(Also known as Levi ben Gerson, Gershuni, and Ralbag) Provençal philosopher.
An Aristotelian philosopher, mathematician, astronomer, and inventor, Gersonides is best known as the author of Sefer Milhamot Ha-Shem (1329; The Wars of the Lord), which attempts to resolve a number of philosophical problems through a synthesis of Aristotelianism and Judaism. The most prolific of Medieval Jewish authors, Gersonides wrote on a wide range of scientific and philosophical subjects, including astronomy, prophecy, zoology, divine knowledge, mathematics, and creation. His exegetical works on the Torah are widely respected even to this day. Although many of his beliefs were radical and contentious, his influence in both scientific and religious circles has been considerable.

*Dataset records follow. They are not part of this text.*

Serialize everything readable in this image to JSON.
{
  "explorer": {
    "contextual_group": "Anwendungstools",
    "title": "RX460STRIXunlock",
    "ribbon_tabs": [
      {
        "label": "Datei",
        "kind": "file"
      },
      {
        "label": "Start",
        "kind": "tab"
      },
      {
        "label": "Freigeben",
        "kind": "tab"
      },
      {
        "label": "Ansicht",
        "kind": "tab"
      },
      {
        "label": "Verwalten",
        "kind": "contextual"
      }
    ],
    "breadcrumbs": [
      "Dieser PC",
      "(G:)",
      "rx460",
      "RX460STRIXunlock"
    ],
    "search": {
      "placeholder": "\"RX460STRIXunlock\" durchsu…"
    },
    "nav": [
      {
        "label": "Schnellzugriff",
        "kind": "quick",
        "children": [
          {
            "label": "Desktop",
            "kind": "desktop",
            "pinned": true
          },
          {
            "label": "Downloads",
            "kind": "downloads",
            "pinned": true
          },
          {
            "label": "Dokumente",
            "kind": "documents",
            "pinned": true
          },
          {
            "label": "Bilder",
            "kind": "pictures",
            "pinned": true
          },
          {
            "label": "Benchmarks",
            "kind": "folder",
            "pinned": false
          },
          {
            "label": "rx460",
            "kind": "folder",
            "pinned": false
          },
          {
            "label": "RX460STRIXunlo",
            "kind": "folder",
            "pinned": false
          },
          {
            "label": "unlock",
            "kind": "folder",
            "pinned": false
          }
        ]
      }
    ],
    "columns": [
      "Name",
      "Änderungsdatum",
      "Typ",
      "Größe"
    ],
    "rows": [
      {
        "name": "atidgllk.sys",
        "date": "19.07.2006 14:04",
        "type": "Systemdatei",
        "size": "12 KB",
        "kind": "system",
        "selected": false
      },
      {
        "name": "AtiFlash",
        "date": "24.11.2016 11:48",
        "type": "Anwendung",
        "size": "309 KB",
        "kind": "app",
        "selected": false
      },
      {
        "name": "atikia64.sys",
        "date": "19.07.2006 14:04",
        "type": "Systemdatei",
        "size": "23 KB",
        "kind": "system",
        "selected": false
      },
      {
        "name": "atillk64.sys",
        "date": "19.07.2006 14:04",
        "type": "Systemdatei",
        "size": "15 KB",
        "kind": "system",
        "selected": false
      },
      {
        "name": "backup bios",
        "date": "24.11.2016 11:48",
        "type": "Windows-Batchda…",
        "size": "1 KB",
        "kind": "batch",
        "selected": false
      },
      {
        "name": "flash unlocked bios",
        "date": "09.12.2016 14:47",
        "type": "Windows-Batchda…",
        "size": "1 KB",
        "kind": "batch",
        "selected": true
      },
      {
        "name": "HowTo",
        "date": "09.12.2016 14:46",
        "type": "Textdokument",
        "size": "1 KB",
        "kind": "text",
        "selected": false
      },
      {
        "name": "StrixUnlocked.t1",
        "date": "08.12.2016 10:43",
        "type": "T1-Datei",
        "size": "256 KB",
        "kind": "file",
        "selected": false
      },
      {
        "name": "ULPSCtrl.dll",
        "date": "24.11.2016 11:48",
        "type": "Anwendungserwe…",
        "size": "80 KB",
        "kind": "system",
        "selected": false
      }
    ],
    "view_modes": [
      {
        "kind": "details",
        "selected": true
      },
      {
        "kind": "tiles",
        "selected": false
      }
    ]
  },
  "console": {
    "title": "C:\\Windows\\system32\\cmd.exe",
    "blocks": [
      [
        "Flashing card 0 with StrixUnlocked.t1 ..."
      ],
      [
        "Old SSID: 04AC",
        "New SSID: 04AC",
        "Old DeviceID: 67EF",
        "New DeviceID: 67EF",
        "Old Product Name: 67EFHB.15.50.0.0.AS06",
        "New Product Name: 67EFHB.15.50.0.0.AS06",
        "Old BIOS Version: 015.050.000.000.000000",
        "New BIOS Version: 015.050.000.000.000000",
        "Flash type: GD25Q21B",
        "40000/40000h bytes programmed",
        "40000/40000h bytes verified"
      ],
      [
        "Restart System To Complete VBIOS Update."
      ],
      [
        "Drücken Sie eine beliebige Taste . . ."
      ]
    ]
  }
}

Very little is known of Gersonides besides what he reveals in his writings, in which he discusses his philosophy rather than his life. Levi ben Gerson was born in Provence, probably in the town of Bagnols, a district of Orange, in 1288; his father is thought to have been Gershom ben Salomon de Beziers. It is not known where he received his education. He spoke Provençal, wrote in Hebrew, and perhaps had a working knowledge of Latin and Arabic. Except for occasional trips to Avignon, he seldom left Orange, where he was a moneylender and possibly a part-time physician. Gersonides was greatly influenced by the works of Aristotle, which he learned through the commentaries of Averroes, a twelfth-century Spanish Muslim philosopher, and through the works of Moses Maimonides, a notable Jewish philosopher.
All of Gersonides's works are written in Hebrew. His first significant work is Sefer Ha-heqesh Ha-yashar (1319; On Valid Syllogisms), which deals with aspects of Aristotle's modal reasoning. Sefer Ma'aseh Hoshev (1321; The Work of a Counter) is a mathematical treatise that treats proofs for various Euclidean axioms and their practical applications as well as discussion of fractions, permutations, and mathematical induction. The Wars of the Lord is undisputedly Gersonides's masterwork. It is a massive and complicated work, some twelve years in the making, organized along six separate philosophical problems dealing with the immortality of the soul, prophecy, God's knowledge of particulars, providence, the nature of the heavens, and the beginning of the universe. The Wars of the Lord includes 136 chapters devoted to astronomy; the finest study of trigonometry available in Western Europe at the time it was written; and a vast range of philosophical and theological content including large sections on creation and divine cognition. Many of Gersonides's other philosophical works are commentaries on Averroes's commentaries on Aristotle. Gersonides's biblical commentaries are often organized into three sections: in the first part he explains what particular words mean, in the second he interprets the meaning of the entire book in question, and lastly he presents lessons that can be drawn from the book. The most popular of his commentaries is Perush ‘al Sefer Iyob (1325; Commentary on Job), which is considered a classic. Additionally, he wrote commentaries on the biblical Canticles, Ecclesiastes, Ruth, Esther, Genesis, Exodus, Leviticus, Numbers, Deuteronomy, Samuel, Proverbs, Daniel, Ezra, Nehemia, and Chronicles. Gersonides held that Ezra, Nehemia, and Chronicles were all the work of the same author.
Considered by many contemporaries to be a radical, even a heretic, Gersonides was vilified for his philosophical works from the start. His original solutions to the problems of creation and divine knowledge angered conservatives into vicious and sometimes unfair attacks. Seymour Feldman, among others, has pointed out that there was also another side to Gersonides, “expressed in his willingness to defend traditional theological doctrines against current philosophical dogmas if he thought that the latter were philosophically unpersuasive.” Modern critics praise his courage in arguing for his beliefs, even when they ran counter to those of Aristotle, Maimonides, or Averroes. Gersonides's biblical commentaries were always well received, however, and accepted into the corpus of Jewish theology. Much current Gersonides scholarship is centered on explaining his philosophy, arguments, and their implications. His thoughts on creation are examined by Jacob J. Staub, T. M. Rudavsky, and by Seymour Feldman, who also analyzes the influence of Plato on Gersonides. J. David Bleich studies the influence of Maimonides, as does Menachem Marc Kellner. Critics almost uniformly assess Gersonides's writing style as unexciting, although Amos Funkenstein attempts to justify his analytical style by explaining that it reflects Gersonides's aversion to mystery and obscurity.